However, the effects could be much more pronounced in certain population groups, e.g. in precarious employment or in areas where losses cannot be easily compensated. If there is considerable pressure to go to work despite symptoms or a known infection, this leads to increased chains of infection in the workplace, which can ultimately result in increased staff absenteeism. Particularly in workplaces with many contacts, as well as in the elderly care and healthcare system, an increased incidence of infection resulting from this could lead to a relevant increase in the burden of disease.

Effects of lifting the mask requirement on public transport

Even if masks are no longer mandatory, the simulation results show an increase in the number of cases and hospitalizations due to SARS-CoV-2 infections.
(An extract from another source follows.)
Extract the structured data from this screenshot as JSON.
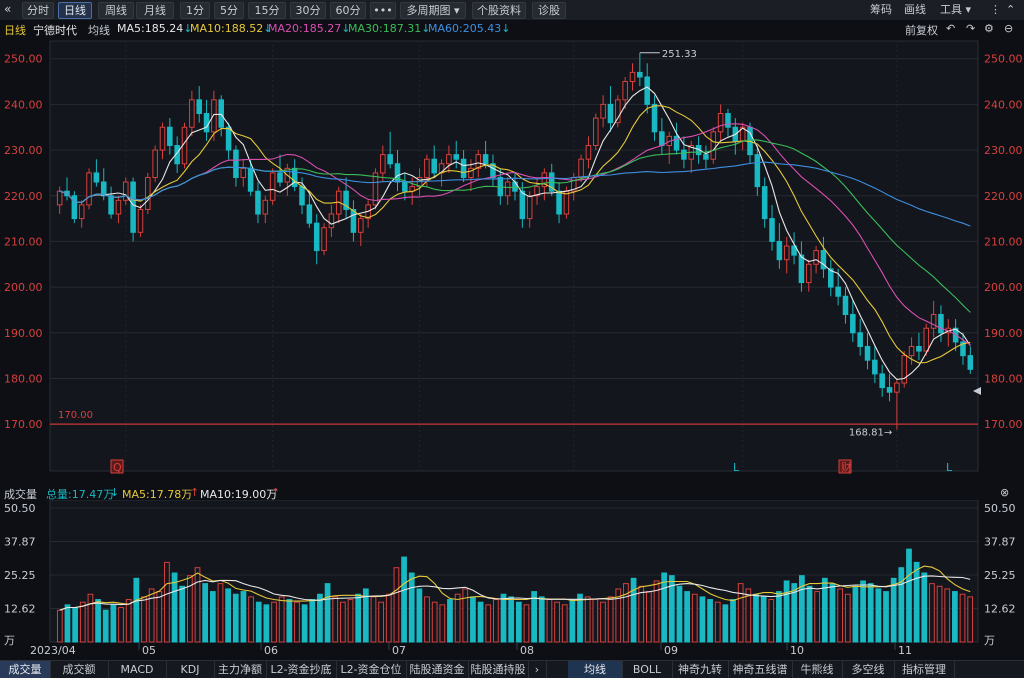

The effects depend heavily on how large the proportion of the population is that would continue to wear masks on public transport after the abolition of the obligation. It is important to bear in mind that the effects of isolation and wearing a mask reinforce each other: The elimination of the isolation requirement would also mean that more potentially infectious people would use public transport, meaning that a mask requirement could prevent more transmissions in this case than in a scenario with an isolation requirement. There is also a risk of increased transmission of other infectious agents. As the use of public transport differs from region to region (e.g. larger cities vs. rural areas), the lifting of this measure could also have different effects on the incidence of infection from region to region.
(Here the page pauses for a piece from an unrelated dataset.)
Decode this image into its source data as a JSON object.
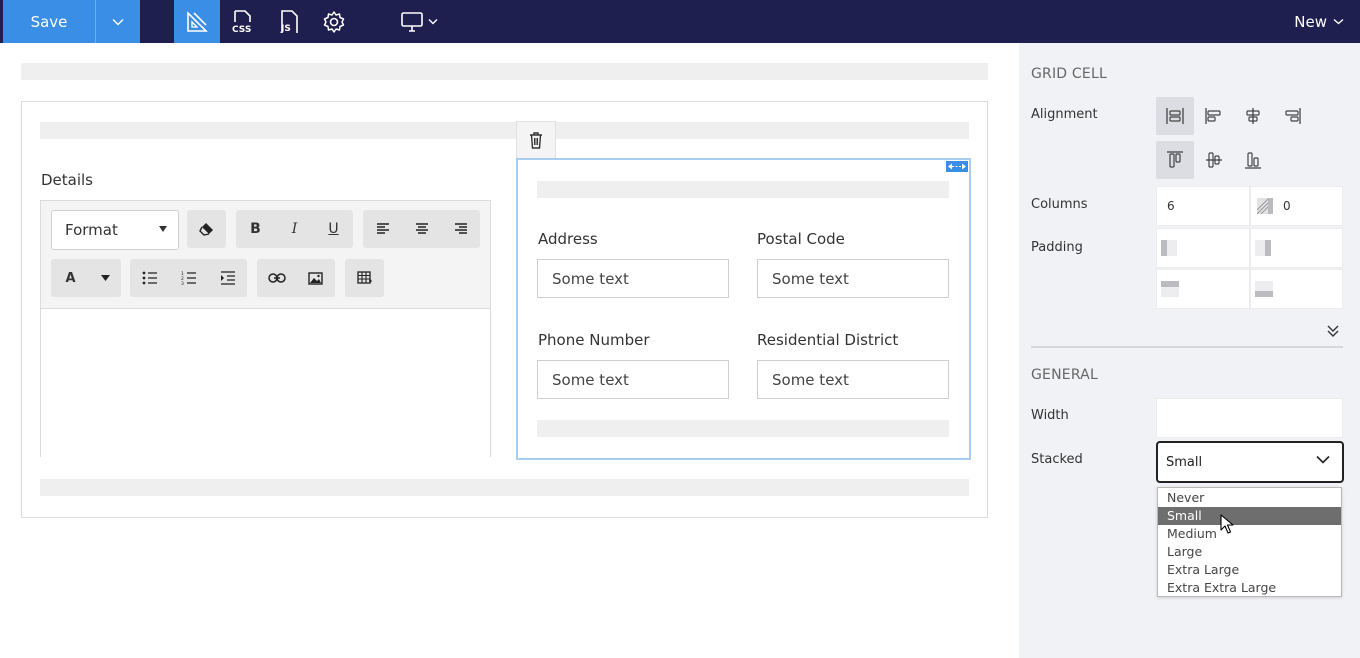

In summary, the results of our model calculations suggest that lifting the isolation and mask requirement would increase the burden of disease and the burden of SARS-CoV-2 on the healthcare system compared to maintaining these measures under otherwise unchanged conditions. Beyond the question of mandatory isolation, it is important that people with symptomatic infections (even if SARS-CoV-2 negative) limit their contacts.

These results should be seen in the context of the spread of other infectious respiratory diseases (which were not quantitatively modeled here), the overall burden of SARI on the healthcare system and the tense staffing situation in the healthcare system, especially in the pediatric sector. To avoid an additional burden in the current winter of 2022/2023, it makes sense to maintain the measures until spring 2023.
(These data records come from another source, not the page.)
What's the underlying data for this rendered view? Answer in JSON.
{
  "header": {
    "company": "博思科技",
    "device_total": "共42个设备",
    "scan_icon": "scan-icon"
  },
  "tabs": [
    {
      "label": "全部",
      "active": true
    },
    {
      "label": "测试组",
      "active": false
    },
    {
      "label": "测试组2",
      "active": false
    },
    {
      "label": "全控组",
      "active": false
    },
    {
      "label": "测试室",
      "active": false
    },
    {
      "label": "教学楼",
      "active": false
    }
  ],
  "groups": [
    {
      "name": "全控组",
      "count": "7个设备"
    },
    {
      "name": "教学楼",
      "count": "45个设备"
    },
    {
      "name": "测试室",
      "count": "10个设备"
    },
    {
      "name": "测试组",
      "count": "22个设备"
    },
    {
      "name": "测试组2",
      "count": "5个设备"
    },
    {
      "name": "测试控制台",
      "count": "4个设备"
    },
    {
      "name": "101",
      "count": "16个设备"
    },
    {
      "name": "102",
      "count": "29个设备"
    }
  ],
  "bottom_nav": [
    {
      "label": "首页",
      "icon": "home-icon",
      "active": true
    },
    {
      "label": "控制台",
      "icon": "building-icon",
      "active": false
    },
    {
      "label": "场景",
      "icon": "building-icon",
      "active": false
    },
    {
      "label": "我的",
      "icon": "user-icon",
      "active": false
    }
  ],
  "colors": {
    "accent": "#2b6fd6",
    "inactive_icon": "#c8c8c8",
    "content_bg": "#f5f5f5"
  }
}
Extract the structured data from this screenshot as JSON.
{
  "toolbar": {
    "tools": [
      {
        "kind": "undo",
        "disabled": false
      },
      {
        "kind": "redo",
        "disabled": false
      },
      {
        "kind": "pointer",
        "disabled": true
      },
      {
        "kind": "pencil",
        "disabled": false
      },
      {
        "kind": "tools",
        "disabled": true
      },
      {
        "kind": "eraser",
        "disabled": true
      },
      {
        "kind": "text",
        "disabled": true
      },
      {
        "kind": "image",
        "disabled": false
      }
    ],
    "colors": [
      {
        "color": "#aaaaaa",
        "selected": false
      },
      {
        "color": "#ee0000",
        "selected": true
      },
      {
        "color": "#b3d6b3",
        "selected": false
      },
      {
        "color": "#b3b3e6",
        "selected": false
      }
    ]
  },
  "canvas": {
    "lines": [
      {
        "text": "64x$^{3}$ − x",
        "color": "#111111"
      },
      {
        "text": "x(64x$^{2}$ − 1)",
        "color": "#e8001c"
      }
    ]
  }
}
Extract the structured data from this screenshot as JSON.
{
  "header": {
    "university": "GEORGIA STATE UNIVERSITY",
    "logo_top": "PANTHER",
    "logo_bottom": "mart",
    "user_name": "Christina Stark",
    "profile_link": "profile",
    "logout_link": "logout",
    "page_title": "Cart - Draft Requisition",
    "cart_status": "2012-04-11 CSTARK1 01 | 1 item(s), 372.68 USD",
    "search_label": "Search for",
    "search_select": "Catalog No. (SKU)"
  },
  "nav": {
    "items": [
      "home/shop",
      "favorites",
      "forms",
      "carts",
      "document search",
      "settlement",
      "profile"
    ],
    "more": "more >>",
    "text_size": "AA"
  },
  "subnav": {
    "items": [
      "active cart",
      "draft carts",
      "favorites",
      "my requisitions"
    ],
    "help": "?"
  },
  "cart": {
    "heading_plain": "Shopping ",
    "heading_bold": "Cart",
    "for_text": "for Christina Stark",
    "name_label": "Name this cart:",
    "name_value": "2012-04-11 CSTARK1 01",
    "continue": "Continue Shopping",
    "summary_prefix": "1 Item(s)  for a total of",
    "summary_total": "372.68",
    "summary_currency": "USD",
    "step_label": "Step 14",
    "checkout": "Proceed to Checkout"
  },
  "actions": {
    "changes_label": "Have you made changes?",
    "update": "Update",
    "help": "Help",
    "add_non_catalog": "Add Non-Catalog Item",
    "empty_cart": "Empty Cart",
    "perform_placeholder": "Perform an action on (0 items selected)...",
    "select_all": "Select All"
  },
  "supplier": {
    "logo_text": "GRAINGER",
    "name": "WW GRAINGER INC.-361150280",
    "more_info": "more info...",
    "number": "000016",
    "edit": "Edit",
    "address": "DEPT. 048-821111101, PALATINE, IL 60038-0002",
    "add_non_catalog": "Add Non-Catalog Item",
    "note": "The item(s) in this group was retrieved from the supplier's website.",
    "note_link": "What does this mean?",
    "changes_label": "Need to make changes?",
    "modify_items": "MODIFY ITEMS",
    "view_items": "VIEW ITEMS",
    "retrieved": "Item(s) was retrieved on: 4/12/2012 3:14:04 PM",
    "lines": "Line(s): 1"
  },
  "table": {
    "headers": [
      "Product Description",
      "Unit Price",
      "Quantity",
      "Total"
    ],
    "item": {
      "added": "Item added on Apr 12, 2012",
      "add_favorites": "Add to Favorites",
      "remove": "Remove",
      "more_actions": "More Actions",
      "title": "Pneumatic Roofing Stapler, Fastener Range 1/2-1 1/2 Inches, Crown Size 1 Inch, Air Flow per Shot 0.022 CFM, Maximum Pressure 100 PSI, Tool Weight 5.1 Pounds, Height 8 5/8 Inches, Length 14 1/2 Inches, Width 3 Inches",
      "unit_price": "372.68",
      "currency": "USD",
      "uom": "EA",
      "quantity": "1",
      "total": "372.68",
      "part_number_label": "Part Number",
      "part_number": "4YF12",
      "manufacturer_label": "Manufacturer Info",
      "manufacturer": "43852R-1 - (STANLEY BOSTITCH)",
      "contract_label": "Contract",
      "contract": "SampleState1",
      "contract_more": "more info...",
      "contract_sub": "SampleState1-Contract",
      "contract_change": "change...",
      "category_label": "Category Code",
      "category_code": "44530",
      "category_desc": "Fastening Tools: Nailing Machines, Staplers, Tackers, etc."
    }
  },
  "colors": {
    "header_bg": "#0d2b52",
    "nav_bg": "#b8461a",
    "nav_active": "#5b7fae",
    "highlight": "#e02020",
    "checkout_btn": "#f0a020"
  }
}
Experts who contributed to the creation of the document or who support the statements (in alphabetical order)

NameModel / compoundAffiliation
Bierbaum, VeronikaPROGNOSISCenter for Evidence-based Healthcare (ZEGV), University Hospital Dresden / TU Dresden
Calero Valdez, AndréinfoXpand, OptimAgentUniversity of Lübeck
Conrad, TimMODUS-CovidZuse Institute Berlin & Math+
Hasenauer, JanINSIDeUniversity of Bonn
Karch, AndréOptimAgent, RESPINOWWestphalian Wilhelms University of Münster
Kuhlmann, AlexanderOptimAgent,Coordination officeMartin Luther University Halle-Wittenberg
Krueger, TyllMOCOS, OptimAgent,SaxoCovWroclaw University of Science and Technology
Lange, BeritRESPINOW, OptimAgentHelmholtz Center for Infection Research
Loeffler, MarkusMOCOS, OptimAgent,SaxoCovIMISE, University of Leipzig
Mäs, MichaelinfoXpandKarlsruhe Institute of Technology
Mikolajczyk, RafaelOptimAgent,Coordination officeMartin Luther University Halle-Wittenberg
Mohring, JanEpideMSE, SEMSAIFraunhofer ITWM
Nail, KaiMODUS-Covid, infoXpandTU Berlin & Math+
Priesemann, ViolainfoXpand, RESPINOWMax Planck Institute for Dynamics and Self-Organization and Georg August University Göttingen
Schuppert, AndreasPROGNOSISRWTH Aachen University / University Hospital Aachen
Schütte, ChristofMODUS-CovidZuse Institute Berlin & Math+